▸ **INSTRUCTIONS FOR THE TASK**
Skip the images and copy each record exactly as written.

*** RECORDS SHOWN Section Begins ***

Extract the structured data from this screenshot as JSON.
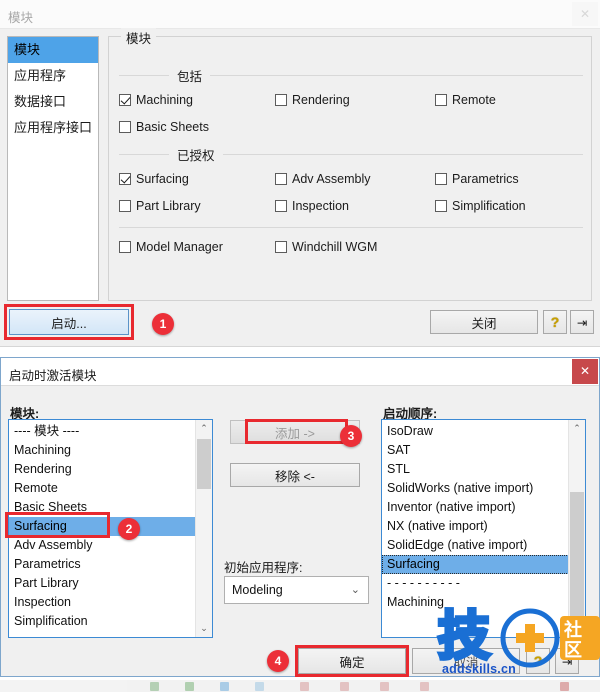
{
  "outer_window": {
    "title": "模块",
    "close_icon": "close-icon",
    "close_glyph": "✕"
  },
  "dialog_modules": {
    "sidebar": {
      "items": [
        {
          "label": "模块",
          "selected": true
        },
        {
          "label": "应用程序",
          "selected": false
        },
        {
          "label": "数据接口",
          "selected": false
        },
        {
          "label": "应用程序接口",
          "selected": false
        }
      ]
    },
    "groupbox_title": "模块",
    "sections": [
      {
        "label": "包括",
        "checkboxes": [
          {
            "label": "Machining",
            "checked": true,
            "col": 0,
            "row": 0
          },
          {
            "label": "Rendering",
            "checked": false,
            "col": 1,
            "row": 0
          },
          {
            "label": "Remote",
            "checked": false,
            "col": 2,
            "row": 0
          },
          {
            "label": "Basic Sheets",
            "checked": false,
            "col": 0,
            "row": 1
          }
        ]
      },
      {
        "label": "已授权",
        "checkboxes": [
          {
            "label": "Surfacing",
            "checked": true,
            "col": 0,
            "row": 0
          },
          {
            "label": "Adv Assembly",
            "checked": false,
            "col": 1,
            "row": 0
          },
          {
            "label": "Parametrics",
            "checked": false,
            "col": 2,
            "row": 0
          },
          {
            "label": "Part Library",
            "checked": false,
            "col": 0,
            "row": 1
          },
          {
            "label": "Inspection",
            "checked": false,
            "col": 1,
            "row": 1
          },
          {
            "label": "Simplification",
            "checked": false,
            "col": 2,
            "row": 1
          }
        ]
      },
      {
        "label": "",
        "checkboxes": [
          {
            "label": "Model Manager",
            "checked": false,
            "col": 0,
            "row": 0
          },
          {
            "label": "Windchill WGM",
            "checked": false,
            "col": 1,
            "row": 0
          }
        ]
      }
    ],
    "buttons": {
      "start": "启动...",
      "close": "关闭",
      "help_icon": "help-question-icon",
      "help_glyph": "?",
      "pin_icon": "pin-icon",
      "pin_glyph": "⇥"
    }
  },
  "dialog_startup": {
    "title": "启动时激活模块",
    "close_icon": "close-icon",
    "close_glyph": "✕",
    "labels": {
      "modules": "模块:",
      "startup_order": "启动顺序:",
      "initial_app": "初始应用程序:"
    },
    "modules_list": [
      {
        "label": "---- 模块 ----",
        "selected": false
      },
      {
        "label": "Machining",
        "selected": false
      },
      {
        "label": "Rendering",
        "selected": false
      },
      {
        "label": "Remote",
        "selected": false
      },
      {
        "label": "Basic Sheets",
        "selected": false
      },
      {
        "label": "Surfacing",
        "selected": true
      },
      {
        "label": "Adv Assembly",
        "selected": false
      },
      {
        "label": "Parametrics",
        "selected": false
      },
      {
        "label": "Part Library",
        "selected": false
      },
      {
        "label": "Inspection",
        "selected": false
      },
      {
        "label": "Simplification",
        "selected": false
      }
    ],
    "startup_order_list": [
      {
        "label": "IsoDraw",
        "selected": false
      },
      {
        "label": "SAT",
        "selected": false
      },
      {
        "label": "STL",
        "selected": false
      },
      {
        "label": "SolidWorks (native import)",
        "selected": false
      },
      {
        "label": "Inventor (native import)",
        "selected": false
      },
      {
        "label": "NX (native import)",
        "selected": false
      },
      {
        "label": "SolidEdge (native import)",
        "selected": false
      },
      {
        "label": "Surfacing",
        "selected": true
      },
      {
        "label": "- - - - - - - - - -",
        "selected": false
      },
      {
        "label": "Machining",
        "selected": false
      }
    ],
    "buttons": {
      "add": "添加 ->",
      "remove": "移除 <-",
      "ok": "确定",
      "cancel": "取消",
      "help_icon": "help-question-icon",
      "help_glyph": "?",
      "pin_icon": "pin-icon",
      "pin_glyph": "⇥"
    },
    "initial_app_select": {
      "value": "Modeling",
      "chevron_icon": "chevron-down-icon",
      "chevron_glyph": "⌄"
    },
    "scrollbars": {
      "up_glyph": "⌃",
      "down_glyph": "⌄"
    }
  },
  "annotations": {
    "badges": [
      {
        "number": "1"
      },
      {
        "number": "2"
      },
      {
        "number": "3"
      },
      {
        "number": "4"
      }
    ],
    "highlight_color": "#e8292f",
    "badge_color": "#ec2f38"
  },
  "watermark": {
    "logo_char": "技",
    "plus_glyph": "+",
    "community_text": "社区",
    "url": "addskills.cn",
    "blue": "#1a6fd4",
    "orange": "#f5a623"
  }
}
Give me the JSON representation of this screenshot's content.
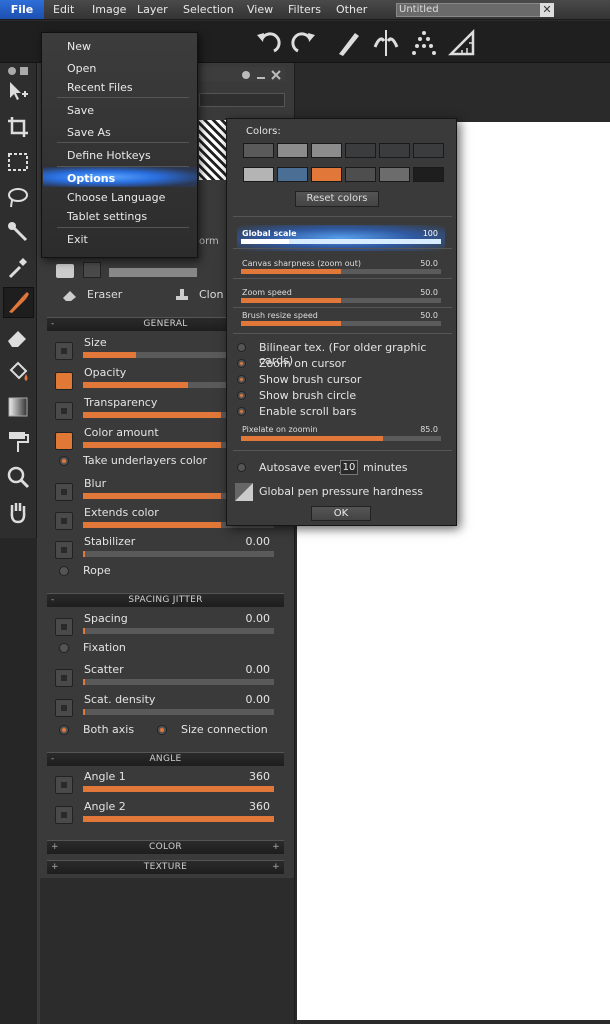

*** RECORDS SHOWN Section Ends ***

▸ **ANSWER**
Extract the structured data from this screenshot as JSON.
{
  "outer_window": {
    "title": "模块",
    "close_icon": "close-icon",
    "close_glyph": "✕"
  },
  "dialog_modules": {
    "sidebar": {
      "items": [
        {
          "label": "模块",
          "selected": true
        },
        {
          "label": "应用程序",
          "selected": false
        },
        {
          "label": "数据接口",
          "selected": false
        },
        {
          "label": "应用程序接口",
          "selected": false
        }
      ]
    },
    "groupbox_title": "模块",
    "sections": [
      {
        "label": "包括",
        "checkboxes": [
          {
            "label": "Machining",
            "checked": true,
            "col": 0,
            "row": 0
          },
          {
            "label": "Rendering",
            "checked": false,
            "col": 1,
            "row": 0
          },
          {
            "label": "Remote",
            "checked": false,
            "col": 2,
            "row": 0
          },
          {
            "label": "Basic Sheets",
            "checked": false,
            "col": 0,
            "row": 1
          }
        ]
      },
      {
        "label": "已授权",
        "checkboxes": [
          {
            "label": "Surfacing",
            "checked": true,
            "col": 0,
            "row": 0
          },
          {
            "label": "Adv Assembly",
            "checked": false,
            "col": 1,
            "row": 0
          },
          {
            "label": "Parametrics",
            "checked": false,
            "col": 2,
            "row": 0
          },
          {
            "label": "Part Library",
            "checked": false,
            "col": 0,
            "row": 1
          },
          {
            "label": "Inspection",
            "checked": false,
            "col": 1,
            "row": 1
          },
          {
            "label": "Simplification",
            "checked": false,
            "col": 2,
            "row": 1
          }
        ]
      },
      {
        "label": "",
        "checkboxes": [
          {
            "label": "Model Manager",
            "checked": false,
            "col": 0,
            "row": 0
          },
          {
            "label": "Windchill WGM",
            "checked": false,
            "col": 1,
            "row": 0
          }
        ]
      }
    ],
    "buttons": {
      "start": "启动...",
      "close": "关闭",
      "help_icon": "help-question-icon",
      "help_glyph": "?",
      "pin_icon": "pin-icon",
      "pin_glyph": "⇥"
    }
  },
  "dialog_startup": {
    "title": "启动时激活模块",
    "close_icon": "close-icon",
    "close_glyph": "✕",
    "labels": {
      "modules": "模块:",
      "startup_order": "启动顺序:",
      "initial_app": "初始应用程序:"
    },
    "modules_list": [
      {
        "label": "---- 模块 ----",
        "selected": false
      },
      {
        "label": "Machining",
        "selected": false
      },
      {
        "label": "Rendering",
        "selected": false
      },
      {
        "label": "Remote",
        "selected": false
      },
      {
        "label": "Basic Sheets",
        "selected": false
      },
      {
        "label": "Surfacing",
        "selected": true
      },
      {
        "label": "Adv Assembly",
        "selected": false
      },
      {
        "label": "Parametrics",
        "selected": false
      },
      {
        "label": "Part Library",
        "selected": false
      },
      {
        "label": "Inspection",
        "selected": false
      },
      {
        "label": "Simplification",
        "selected": false
      }
    ],
    "startup_order_list": [
      {
        "label": "IsoDraw",
        "selected": false
      },
      {
        "label": "SAT",
        "selected": false
      },
      {
        "label": "STL",
        "selected": false
      },
      {
        "label": "SolidWorks (native import)",
        "selected": false
      },
      {
        "label": "Inventor (native import)",
        "selected": false
      },
      {
        "label": "NX (native import)",
        "selected": false
      },
      {
        "label": "SolidEdge (native import)",
        "selected": false
      },
      {
        "label": "Surfacing",
        "selected": true
      },
      {
        "label": "- - - - - - - - - -",
        "selected": false
      },
      {
        "label": "Machining",
        "selected": false
      }
    ],
    "buttons": {
      "add": "添加 ->",
      "remove": "移除 <-",
      "ok": "确定",
      "cancel": "取消",
      "help_icon": "help-question-icon",
      "help_glyph": "?",
      "pin_icon": "pin-icon",
      "pin_glyph": "⇥"
    },
    "initial_app_select": {
      "value": "Modeling",
      "chevron_icon": "chevron-down-icon",
      "chevron_glyph": "⌄"
    },
    "scrollbars": {
      "up_glyph": "⌃",
      "down_glyph": "⌄"
    }
  },
  "annotations": {
    "badges": [
      {
        "number": "1"
      },
      {
        "number": "2"
      },
      {
        "number": "3"
      },
      {
        "number": "4"
      }
    ],
    "highlight_color": "#e8292f",
    "badge_color": "#ec2f38"
  },
  "watermark": {
    "logo_char": "技",
    "plus_glyph": "+",
    "community_text": "社区",
    "url": "addskills.cn",
    "blue": "#1a6fd4",
    "orange": "#f5a623"
  }
}
Give me the JSON representation of this screenshot's content.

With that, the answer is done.